Top of SOURCE RECORDS
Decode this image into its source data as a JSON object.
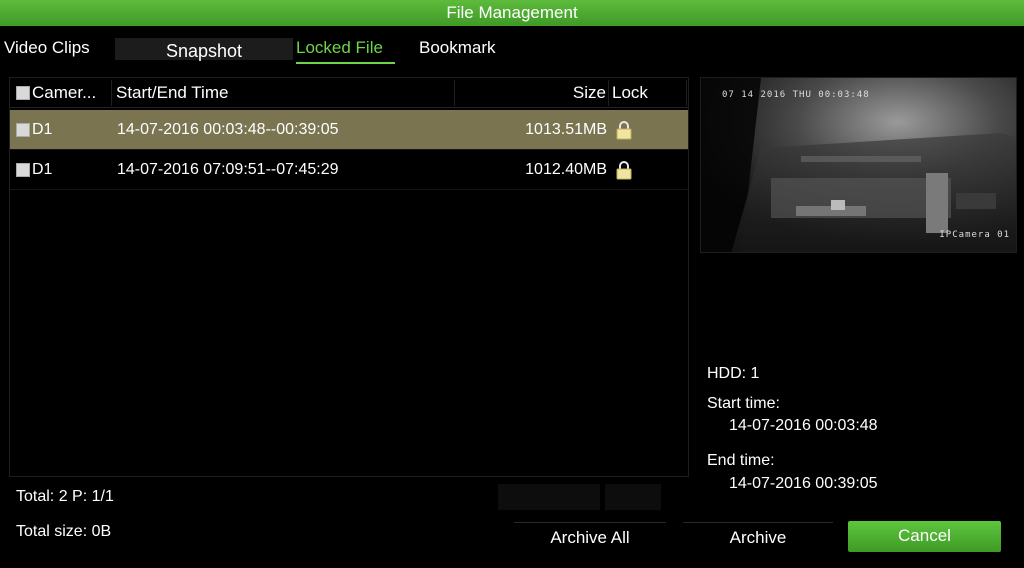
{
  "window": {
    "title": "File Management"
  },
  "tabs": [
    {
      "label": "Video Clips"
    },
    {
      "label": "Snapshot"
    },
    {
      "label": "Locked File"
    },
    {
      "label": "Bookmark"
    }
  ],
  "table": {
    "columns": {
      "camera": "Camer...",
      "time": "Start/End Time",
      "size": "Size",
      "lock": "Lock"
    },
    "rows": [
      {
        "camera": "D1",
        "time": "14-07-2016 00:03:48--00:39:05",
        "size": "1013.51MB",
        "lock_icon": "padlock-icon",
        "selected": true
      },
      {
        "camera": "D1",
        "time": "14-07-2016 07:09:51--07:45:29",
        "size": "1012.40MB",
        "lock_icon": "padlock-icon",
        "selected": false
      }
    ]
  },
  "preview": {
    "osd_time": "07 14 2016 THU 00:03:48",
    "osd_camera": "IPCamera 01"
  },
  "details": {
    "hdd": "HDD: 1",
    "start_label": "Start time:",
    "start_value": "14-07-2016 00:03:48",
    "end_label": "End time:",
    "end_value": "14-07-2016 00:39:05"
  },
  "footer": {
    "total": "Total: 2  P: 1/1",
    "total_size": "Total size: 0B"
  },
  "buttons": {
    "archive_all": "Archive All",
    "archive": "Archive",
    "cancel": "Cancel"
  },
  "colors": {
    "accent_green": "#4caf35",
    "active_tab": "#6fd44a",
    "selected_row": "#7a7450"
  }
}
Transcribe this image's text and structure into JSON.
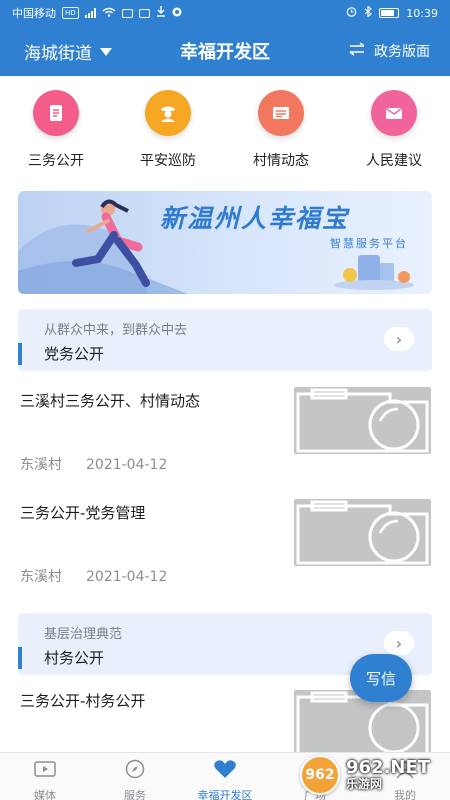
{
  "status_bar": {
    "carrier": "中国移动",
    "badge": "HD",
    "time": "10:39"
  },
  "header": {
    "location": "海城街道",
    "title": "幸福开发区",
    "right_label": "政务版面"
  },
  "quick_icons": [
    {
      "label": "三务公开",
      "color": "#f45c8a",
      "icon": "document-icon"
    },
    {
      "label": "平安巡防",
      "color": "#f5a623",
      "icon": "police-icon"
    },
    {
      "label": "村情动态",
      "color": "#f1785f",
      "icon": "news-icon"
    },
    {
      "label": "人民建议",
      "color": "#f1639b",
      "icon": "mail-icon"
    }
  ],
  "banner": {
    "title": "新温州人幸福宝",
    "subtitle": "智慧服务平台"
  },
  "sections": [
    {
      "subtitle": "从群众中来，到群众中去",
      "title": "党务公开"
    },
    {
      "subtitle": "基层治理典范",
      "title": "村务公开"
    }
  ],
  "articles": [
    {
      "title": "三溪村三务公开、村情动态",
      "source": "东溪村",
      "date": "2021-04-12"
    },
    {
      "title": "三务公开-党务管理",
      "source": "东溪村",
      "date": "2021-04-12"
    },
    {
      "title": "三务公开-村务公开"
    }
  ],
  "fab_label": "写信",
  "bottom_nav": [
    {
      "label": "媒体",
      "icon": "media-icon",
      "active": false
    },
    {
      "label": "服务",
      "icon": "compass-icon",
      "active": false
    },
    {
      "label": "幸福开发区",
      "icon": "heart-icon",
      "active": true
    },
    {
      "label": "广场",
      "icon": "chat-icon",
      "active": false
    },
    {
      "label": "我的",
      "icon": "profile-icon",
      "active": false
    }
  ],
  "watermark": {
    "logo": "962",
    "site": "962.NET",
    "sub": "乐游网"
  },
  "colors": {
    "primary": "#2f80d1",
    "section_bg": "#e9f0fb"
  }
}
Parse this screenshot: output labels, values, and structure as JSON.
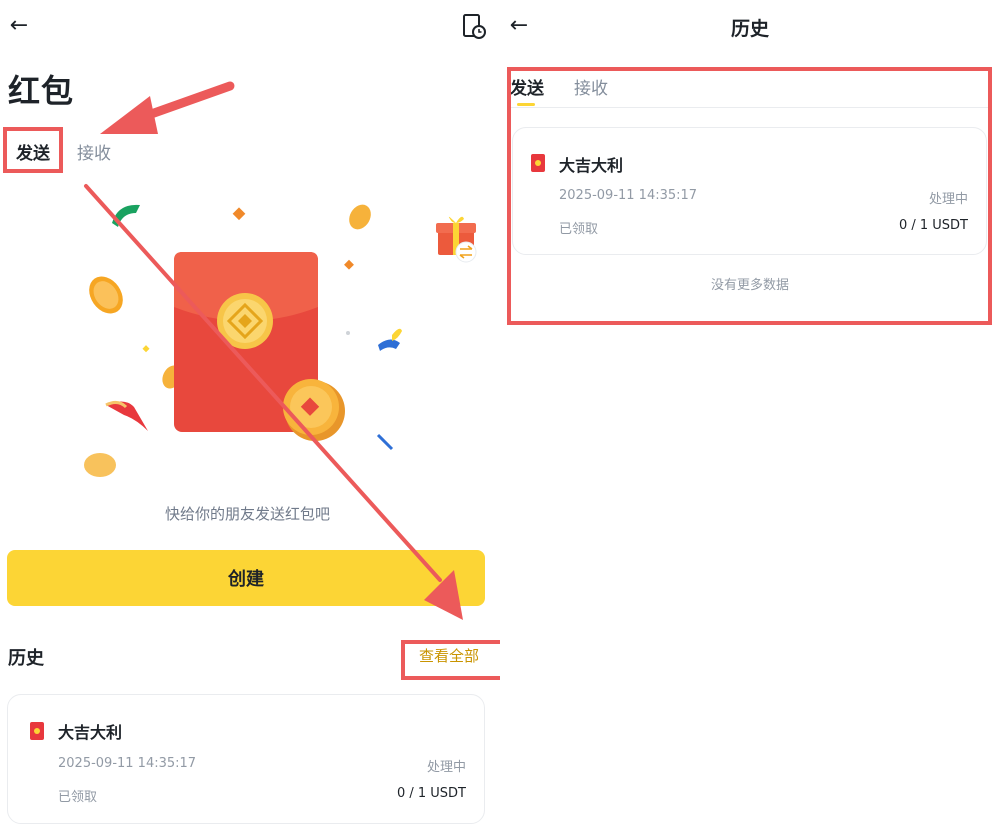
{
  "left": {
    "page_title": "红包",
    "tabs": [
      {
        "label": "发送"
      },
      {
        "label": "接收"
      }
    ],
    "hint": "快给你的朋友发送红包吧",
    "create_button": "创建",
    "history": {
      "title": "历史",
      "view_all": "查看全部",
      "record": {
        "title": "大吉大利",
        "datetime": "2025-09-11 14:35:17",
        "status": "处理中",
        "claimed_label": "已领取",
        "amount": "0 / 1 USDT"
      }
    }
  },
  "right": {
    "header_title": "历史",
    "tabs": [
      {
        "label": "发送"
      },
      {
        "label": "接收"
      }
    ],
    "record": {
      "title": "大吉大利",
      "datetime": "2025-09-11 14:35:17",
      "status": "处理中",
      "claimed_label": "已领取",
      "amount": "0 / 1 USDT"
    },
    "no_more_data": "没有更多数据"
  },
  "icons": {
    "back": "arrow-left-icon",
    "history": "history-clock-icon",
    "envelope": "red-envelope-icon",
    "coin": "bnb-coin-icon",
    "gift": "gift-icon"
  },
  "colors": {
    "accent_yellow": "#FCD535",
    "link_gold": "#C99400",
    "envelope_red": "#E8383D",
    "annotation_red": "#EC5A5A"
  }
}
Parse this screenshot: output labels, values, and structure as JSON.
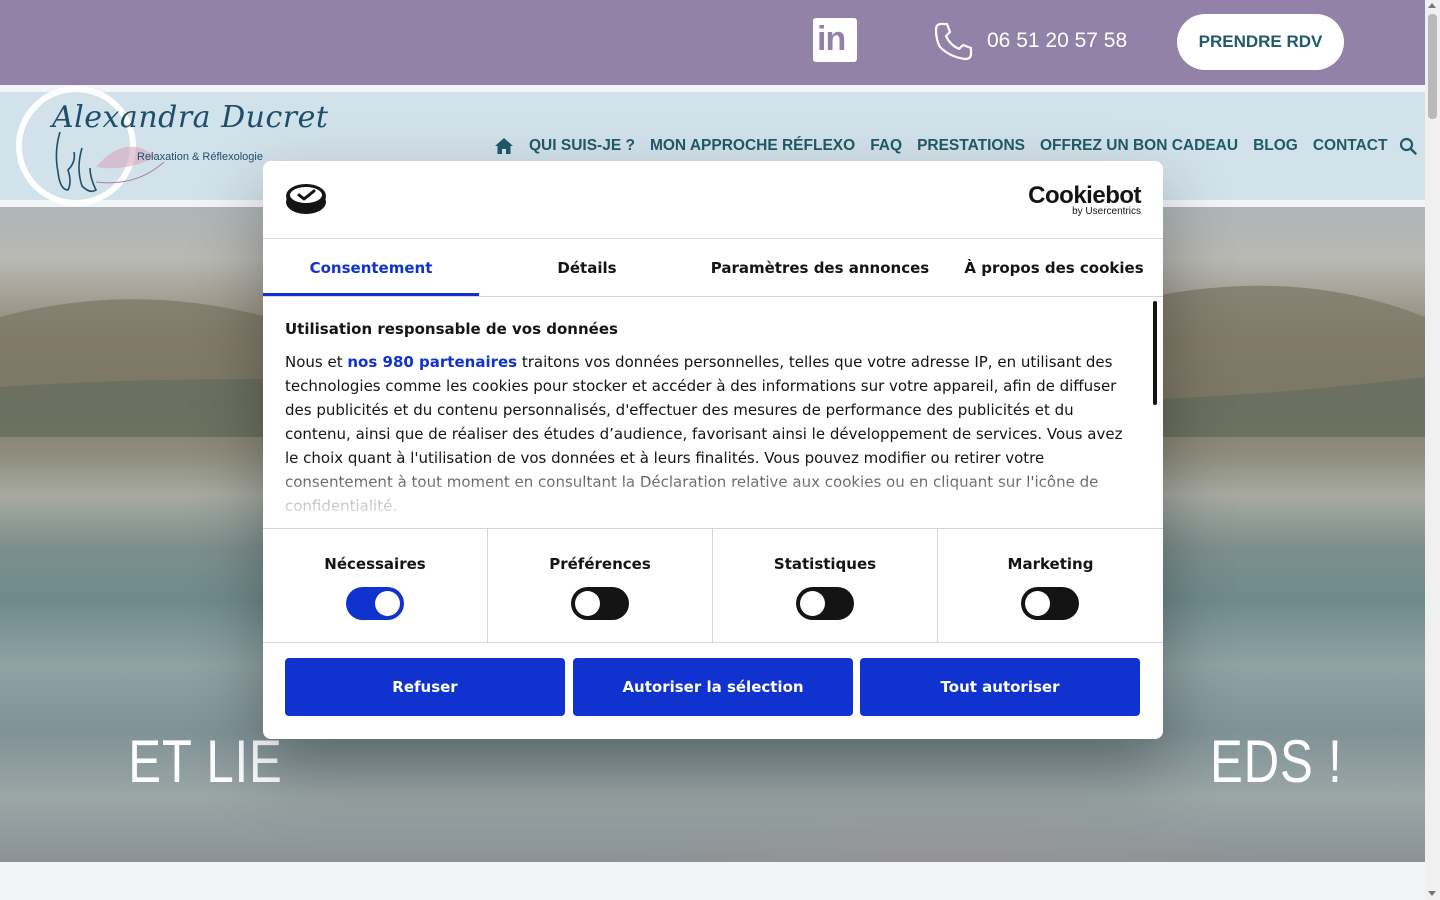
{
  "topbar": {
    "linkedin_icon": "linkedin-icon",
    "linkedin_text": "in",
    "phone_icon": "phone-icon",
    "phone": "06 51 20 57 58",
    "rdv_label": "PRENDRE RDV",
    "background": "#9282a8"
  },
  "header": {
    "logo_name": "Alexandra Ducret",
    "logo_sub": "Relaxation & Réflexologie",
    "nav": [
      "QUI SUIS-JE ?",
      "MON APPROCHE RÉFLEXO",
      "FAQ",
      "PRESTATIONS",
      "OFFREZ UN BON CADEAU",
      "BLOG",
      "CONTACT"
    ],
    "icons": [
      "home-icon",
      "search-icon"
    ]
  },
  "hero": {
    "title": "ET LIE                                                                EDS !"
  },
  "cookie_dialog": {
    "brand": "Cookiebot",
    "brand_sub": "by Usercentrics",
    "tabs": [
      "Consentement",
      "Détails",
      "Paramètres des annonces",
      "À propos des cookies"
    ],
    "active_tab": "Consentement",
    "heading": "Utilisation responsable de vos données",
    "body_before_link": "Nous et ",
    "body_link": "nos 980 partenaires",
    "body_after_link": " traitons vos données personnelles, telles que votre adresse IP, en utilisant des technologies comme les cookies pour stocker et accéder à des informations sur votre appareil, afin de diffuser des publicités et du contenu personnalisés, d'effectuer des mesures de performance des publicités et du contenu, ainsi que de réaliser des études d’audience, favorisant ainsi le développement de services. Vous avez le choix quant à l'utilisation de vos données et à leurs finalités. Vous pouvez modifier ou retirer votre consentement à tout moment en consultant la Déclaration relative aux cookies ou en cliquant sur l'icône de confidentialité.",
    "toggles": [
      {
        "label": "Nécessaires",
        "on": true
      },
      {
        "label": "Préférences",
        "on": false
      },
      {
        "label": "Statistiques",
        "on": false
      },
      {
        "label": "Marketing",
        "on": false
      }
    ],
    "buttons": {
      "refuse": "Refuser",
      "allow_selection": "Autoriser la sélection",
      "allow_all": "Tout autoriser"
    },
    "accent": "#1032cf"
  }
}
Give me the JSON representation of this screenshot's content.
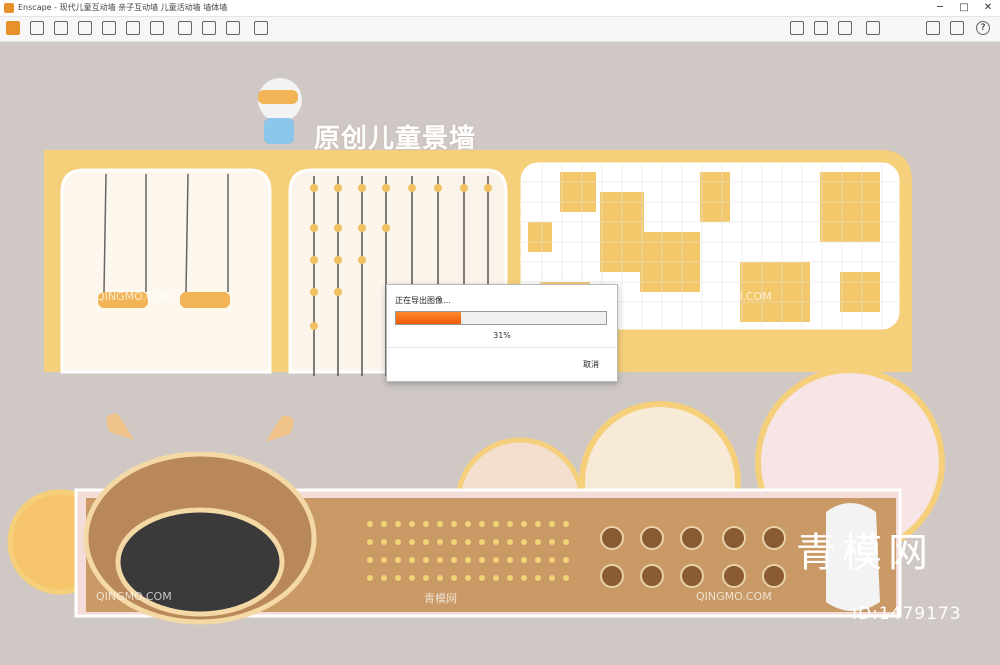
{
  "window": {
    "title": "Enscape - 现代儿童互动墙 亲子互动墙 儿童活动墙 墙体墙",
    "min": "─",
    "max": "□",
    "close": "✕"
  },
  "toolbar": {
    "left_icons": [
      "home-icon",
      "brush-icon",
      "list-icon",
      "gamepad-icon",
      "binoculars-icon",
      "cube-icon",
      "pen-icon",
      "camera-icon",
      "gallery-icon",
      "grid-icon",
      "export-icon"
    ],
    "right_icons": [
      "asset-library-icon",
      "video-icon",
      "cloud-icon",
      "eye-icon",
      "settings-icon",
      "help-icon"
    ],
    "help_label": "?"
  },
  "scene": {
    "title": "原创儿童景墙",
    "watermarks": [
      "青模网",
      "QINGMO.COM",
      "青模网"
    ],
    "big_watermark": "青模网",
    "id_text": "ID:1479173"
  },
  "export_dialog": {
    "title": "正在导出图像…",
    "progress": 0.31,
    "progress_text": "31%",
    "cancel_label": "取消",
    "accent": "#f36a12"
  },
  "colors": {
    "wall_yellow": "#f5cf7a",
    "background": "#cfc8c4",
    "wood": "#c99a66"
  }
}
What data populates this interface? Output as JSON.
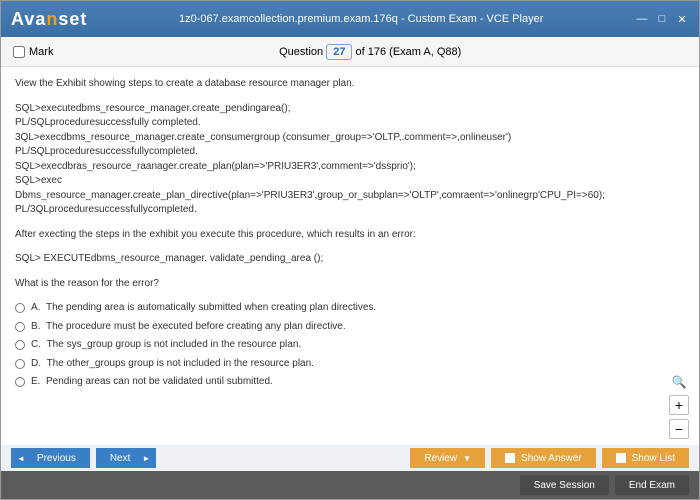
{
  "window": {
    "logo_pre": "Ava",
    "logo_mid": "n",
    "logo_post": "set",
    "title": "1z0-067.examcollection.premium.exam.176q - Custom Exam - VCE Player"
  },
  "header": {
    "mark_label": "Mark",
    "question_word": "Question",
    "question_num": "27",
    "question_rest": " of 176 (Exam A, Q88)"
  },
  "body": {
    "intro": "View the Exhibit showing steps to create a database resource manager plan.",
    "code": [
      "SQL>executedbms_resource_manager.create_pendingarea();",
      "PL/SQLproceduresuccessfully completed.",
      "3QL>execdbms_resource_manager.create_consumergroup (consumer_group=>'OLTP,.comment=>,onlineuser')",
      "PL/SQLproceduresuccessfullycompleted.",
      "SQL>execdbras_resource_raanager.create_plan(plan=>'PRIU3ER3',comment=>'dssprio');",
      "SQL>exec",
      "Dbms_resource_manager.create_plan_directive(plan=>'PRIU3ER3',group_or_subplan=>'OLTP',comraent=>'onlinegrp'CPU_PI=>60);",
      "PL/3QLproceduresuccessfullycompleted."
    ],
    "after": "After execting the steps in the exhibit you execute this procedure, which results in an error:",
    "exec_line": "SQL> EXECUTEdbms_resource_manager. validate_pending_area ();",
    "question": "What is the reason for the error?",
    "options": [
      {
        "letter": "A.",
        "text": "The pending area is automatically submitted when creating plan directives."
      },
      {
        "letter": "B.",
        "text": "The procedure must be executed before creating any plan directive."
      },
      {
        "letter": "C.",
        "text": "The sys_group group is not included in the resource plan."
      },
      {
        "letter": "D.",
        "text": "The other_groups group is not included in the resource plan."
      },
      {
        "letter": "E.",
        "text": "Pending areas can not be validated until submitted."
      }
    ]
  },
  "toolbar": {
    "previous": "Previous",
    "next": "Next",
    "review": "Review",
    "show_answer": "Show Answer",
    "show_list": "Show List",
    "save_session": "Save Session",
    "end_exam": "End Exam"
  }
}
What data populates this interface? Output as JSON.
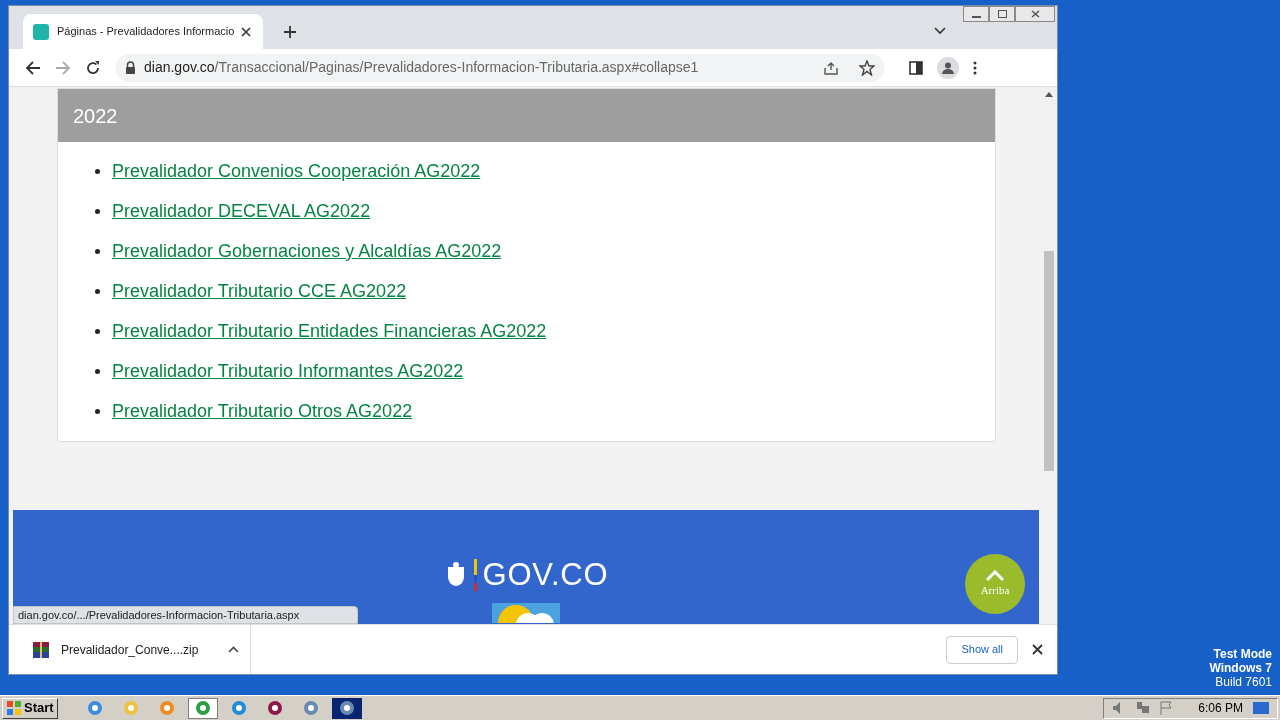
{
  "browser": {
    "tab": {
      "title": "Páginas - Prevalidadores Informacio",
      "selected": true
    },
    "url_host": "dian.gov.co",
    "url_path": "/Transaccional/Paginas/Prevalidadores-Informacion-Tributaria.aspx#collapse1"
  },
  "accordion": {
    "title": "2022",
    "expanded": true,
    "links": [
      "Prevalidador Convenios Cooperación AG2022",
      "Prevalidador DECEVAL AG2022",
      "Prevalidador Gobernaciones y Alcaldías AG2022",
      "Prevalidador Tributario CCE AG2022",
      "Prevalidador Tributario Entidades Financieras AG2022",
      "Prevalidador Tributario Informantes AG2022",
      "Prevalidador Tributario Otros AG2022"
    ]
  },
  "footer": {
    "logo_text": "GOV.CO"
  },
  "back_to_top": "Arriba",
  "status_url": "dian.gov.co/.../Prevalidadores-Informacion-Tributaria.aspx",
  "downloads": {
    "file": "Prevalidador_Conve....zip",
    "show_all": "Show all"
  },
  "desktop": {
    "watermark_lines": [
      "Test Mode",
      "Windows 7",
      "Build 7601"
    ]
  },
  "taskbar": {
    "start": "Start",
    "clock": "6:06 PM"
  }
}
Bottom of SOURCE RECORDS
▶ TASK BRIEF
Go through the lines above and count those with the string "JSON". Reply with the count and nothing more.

▶ EXERCISE RESULT
7